____ AVAILABLE DATA

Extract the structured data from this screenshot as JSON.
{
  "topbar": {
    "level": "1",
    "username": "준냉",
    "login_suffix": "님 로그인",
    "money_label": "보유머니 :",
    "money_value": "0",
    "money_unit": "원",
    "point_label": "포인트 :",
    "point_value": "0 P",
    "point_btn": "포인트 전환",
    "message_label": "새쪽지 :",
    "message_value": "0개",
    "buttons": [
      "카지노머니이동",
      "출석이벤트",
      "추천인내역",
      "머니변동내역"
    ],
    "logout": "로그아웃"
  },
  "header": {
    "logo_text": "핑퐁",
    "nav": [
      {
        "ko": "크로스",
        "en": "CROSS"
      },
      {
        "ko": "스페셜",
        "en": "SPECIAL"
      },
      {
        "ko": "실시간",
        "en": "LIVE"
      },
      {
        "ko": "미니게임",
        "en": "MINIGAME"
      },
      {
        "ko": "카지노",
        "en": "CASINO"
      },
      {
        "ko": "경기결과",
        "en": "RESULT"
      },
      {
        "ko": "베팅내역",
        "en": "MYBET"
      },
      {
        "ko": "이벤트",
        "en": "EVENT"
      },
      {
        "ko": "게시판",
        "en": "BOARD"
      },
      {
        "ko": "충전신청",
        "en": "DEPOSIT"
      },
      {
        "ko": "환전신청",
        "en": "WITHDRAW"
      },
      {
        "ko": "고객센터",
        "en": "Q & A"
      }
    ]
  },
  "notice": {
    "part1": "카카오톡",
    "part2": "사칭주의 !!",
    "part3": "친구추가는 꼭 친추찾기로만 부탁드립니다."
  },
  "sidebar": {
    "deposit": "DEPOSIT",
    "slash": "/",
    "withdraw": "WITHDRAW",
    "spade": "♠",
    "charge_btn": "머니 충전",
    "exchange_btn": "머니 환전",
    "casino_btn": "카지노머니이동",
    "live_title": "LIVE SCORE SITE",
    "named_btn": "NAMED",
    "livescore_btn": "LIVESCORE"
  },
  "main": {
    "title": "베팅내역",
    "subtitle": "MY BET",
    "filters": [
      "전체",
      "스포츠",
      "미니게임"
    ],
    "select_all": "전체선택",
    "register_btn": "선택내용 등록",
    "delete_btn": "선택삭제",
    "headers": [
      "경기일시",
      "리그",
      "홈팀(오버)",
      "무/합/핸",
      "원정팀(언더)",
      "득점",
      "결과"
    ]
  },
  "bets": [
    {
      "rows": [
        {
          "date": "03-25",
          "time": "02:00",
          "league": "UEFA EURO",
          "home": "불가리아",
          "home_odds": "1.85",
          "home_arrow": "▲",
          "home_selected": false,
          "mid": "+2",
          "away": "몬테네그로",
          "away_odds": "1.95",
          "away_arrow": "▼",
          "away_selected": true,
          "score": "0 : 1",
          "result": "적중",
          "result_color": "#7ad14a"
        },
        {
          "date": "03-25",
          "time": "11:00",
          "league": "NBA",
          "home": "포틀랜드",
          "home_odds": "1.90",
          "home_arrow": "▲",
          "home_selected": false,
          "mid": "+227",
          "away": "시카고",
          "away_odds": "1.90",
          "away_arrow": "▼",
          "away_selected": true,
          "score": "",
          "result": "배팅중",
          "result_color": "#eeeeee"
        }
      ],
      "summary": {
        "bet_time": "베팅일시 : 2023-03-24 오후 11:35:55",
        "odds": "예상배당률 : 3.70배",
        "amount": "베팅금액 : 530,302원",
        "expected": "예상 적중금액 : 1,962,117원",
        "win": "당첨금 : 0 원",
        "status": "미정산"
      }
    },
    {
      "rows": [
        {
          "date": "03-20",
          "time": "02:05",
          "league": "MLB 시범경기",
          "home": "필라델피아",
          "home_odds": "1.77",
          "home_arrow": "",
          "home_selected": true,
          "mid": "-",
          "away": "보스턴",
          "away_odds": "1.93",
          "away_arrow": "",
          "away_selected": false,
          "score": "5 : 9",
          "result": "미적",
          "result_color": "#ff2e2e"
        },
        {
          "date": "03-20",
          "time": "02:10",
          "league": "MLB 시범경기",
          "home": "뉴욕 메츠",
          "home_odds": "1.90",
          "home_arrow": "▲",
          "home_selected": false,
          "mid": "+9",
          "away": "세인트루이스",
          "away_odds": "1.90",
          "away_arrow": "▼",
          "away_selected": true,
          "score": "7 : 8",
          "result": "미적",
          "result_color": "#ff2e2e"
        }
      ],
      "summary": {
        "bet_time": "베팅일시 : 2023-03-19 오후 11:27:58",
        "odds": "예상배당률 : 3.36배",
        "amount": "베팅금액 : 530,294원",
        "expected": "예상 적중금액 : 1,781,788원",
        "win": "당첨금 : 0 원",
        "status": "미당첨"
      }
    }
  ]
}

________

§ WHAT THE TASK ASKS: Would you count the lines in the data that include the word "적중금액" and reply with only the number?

§ FINISHED TASK: 2